[Exercise material Boundary: Start]

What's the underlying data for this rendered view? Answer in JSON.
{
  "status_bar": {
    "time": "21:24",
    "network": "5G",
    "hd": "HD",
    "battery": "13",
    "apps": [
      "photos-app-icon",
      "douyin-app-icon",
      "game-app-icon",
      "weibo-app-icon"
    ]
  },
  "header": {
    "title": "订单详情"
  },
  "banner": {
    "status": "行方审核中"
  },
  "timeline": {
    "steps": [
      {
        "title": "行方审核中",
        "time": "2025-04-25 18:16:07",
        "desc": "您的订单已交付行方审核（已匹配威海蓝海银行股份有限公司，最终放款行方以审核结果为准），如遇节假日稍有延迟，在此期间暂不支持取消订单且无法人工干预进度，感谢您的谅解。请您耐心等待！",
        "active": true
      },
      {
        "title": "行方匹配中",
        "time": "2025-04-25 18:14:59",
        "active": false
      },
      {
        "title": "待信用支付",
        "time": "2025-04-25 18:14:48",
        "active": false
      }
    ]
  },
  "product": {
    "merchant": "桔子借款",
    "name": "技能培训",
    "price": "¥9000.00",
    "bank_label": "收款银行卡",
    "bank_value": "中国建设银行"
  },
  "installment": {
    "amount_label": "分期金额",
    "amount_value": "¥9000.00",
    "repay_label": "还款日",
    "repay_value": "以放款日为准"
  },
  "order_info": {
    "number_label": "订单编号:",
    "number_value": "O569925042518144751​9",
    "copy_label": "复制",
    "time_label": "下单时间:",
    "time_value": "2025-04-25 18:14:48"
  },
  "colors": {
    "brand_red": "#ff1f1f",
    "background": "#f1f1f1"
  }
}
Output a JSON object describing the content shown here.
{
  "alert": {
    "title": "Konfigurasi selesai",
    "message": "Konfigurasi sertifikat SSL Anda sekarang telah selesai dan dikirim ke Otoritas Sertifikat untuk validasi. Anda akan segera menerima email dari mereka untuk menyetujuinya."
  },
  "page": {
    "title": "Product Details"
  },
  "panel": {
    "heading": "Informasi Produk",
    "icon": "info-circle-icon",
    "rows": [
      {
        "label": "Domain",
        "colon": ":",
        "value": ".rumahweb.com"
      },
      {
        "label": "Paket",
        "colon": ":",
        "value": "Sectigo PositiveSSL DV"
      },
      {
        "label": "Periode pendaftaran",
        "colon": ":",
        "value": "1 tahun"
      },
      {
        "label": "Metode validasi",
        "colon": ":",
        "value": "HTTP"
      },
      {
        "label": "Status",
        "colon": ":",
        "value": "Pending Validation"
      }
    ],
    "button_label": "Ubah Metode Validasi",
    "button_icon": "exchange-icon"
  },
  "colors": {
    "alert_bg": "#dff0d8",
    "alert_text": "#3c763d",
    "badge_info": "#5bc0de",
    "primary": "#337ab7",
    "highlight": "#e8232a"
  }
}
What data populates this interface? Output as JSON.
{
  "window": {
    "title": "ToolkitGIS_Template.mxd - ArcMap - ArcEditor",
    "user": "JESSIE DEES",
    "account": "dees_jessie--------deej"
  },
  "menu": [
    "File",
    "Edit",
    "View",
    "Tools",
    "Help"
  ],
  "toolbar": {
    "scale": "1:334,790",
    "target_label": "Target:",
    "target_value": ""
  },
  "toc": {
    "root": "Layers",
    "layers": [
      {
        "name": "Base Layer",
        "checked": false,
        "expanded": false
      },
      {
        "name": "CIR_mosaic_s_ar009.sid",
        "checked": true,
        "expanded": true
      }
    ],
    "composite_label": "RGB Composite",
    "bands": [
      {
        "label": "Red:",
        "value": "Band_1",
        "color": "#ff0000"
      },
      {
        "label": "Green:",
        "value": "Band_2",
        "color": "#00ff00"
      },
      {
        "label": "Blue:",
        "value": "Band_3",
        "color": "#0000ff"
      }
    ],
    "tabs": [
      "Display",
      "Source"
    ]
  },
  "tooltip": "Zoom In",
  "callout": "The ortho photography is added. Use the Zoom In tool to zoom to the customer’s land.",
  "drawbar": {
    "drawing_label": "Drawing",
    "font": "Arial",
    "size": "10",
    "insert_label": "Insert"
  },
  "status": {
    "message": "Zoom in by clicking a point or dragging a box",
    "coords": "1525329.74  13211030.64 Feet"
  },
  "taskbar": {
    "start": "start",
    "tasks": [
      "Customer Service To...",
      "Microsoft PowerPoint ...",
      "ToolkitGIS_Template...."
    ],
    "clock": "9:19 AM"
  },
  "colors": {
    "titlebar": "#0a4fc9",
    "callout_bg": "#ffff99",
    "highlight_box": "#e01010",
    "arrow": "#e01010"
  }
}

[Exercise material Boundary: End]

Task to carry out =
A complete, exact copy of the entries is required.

Exercise output =
What's the underlying data for this rendered view? Answer in JSON.
{
  "status_bar": {
    "time": "21:24",
    "network": "5G",
    "hd": "HD",
    "battery": "13",
    "apps": [
      "photos-app-icon",
      "douyin-app-icon",
      "game-app-icon",
      "weibo-app-icon"
    ]
  },
  "header": {
    "title": "订单详情"
  },
  "banner": {
    "status": "行方审核中"
  },
  "timeline": {
    "steps": [
      {
        "title": "行方审核中",
        "time": "2025-04-25 18:16:07",
        "desc": "您的订单已交付行方审核（已匹配威海蓝海银行股份有限公司，最终放款行方以审核结果为准），如遇节假日稍有延迟，在此期间暂不支持取消订单且无法人工干预进度，感谢您的谅解。请您耐心等待！",
        "active": true
      },
      {
        "title": "行方匹配中",
        "time": "2025-04-25 18:14:59",
        "active": false
      },
      {
        "title": "待信用支付",
        "time": "2025-04-25 18:14:48",
        "active": false
      }
    ]
  },
  "product": {
    "merchant": "桔子借款",
    "name": "技能培训",
    "price": "¥9000.00",
    "bank_label": "收款银行卡",
    "bank_value": "中国建设银行"
  },
  "installment": {
    "amount_label": "分期金额",
    "amount_value": "¥9000.00",
    "repay_label": "还款日",
    "repay_value": "以放款日为准"
  },
  "order_info": {
    "number_label": "订单编号:",
    "number_value": "O569925042518144751​9",
    "copy_label": "复制",
    "time_label": "下单时间:",
    "time_value": "2025-04-25 18:14:48"
  },
  "colors": {
    "brand_red": "#ff1f1f",
    "background": "#f1f1f1"
  }
}
Output a JSON object describing the content shown here.
{
  "alert": {
    "title": "Konfigurasi selesai",
    "message": "Konfigurasi sertifikat SSL Anda sekarang telah selesai dan dikirim ke Otoritas Sertifikat untuk validasi. Anda akan segera menerima email dari mereka untuk menyetujuinya."
  },
  "page": {
    "title": "Product Details"
  },
  "panel": {
    "heading": "Informasi Produk",
    "icon": "info-circle-icon",
    "rows": [
      {
        "label": "Domain",
        "colon": ":",
        "value": ".rumahweb.com"
      },
      {
        "label": "Paket",
        "colon": ":",
        "value": "Sectigo PositiveSSL DV"
      },
      {
        "label": "Periode pendaftaran",
        "colon": ":",
        "value": "1 tahun"
      },
      {
        "label": "Metode validasi",
        "colon": ":",
        "value": "HTTP"
      },
      {
        "label": "Status",
        "colon": ":",
        "value": "Pending Validation"
      }
    ],
    "button_label": "Ubah Metode Validasi",
    "button_icon": "exchange-icon"
  },
  "colors": {
    "alert_bg": "#dff0d8",
    "alert_text": "#3c763d",
    "badge_info": "#5bc0de",
    "primary": "#337ab7",
    "highlight": "#e8232a"
  }
}
What data populates this interface? Output as JSON.
{
  "window": {
    "title": "ToolkitGIS_Template.mxd - ArcMap - ArcEditor",
    "user": "JESSIE DEES",
    "account": "dees_jessie--------deej"
  },
  "menu": [
    "File",
    "Edit",
    "View",
    "Tools",
    "Help"
  ],
  "toolbar": {
    "scale": "1:334,790",
    "target_label": "Target:",
    "target_value": ""
  },
  "toc": {
    "root": "Layers",
    "layers": [
      {
        "name": "Base Layer",
        "checked": false,
        "expanded": false
      },
      {
        "name": "CIR_mosaic_s_ar009.sid",
        "checked": true,
        "expanded": true
      }
    ],
    "composite_label": "RGB Composite",
    "bands": [
      {
        "label": "Red:",
        "value": "Band_1",
        "color": "#ff0000"
      },
      {
        "label": "Green:",
        "value": "Band_2",
        "color": "#00ff00"
      },
      {
        "label": "Blue:",
        "value": "Band_3",
        "color": "#0000ff"
      }
    ],
    "tabs": [
      "Display",
      "Source"
    ]
  },
  "tooltip": "Zoom In",
  "callout": "The ortho photography is added. Use the Zoom In tool to zoom to the customer’s land.",
  "drawbar": {
    "drawing_label": "Drawing",
    "font": "Arial",
    "size": "10",
    "insert_label": "Insert"
  },
  "status": {
    "message": "Zoom in by clicking a point or dragging a box",
    "coords": "1525329.74  13211030.64 Feet"
  },
  "taskbar": {
    "start": "start",
    "tasks": [
      "Customer Service To...",
      "Microsoft PowerPoint ...",
      "ToolkitGIS_Template...."
    ],
    "clock": "9:19 AM"
  },
  "colors": {
    "titlebar": "#0a4fc9",
    "callout_bg": "#ffff99",
    "highlight_box": "#e01010",
    "arrow": "#e01010"
  }
}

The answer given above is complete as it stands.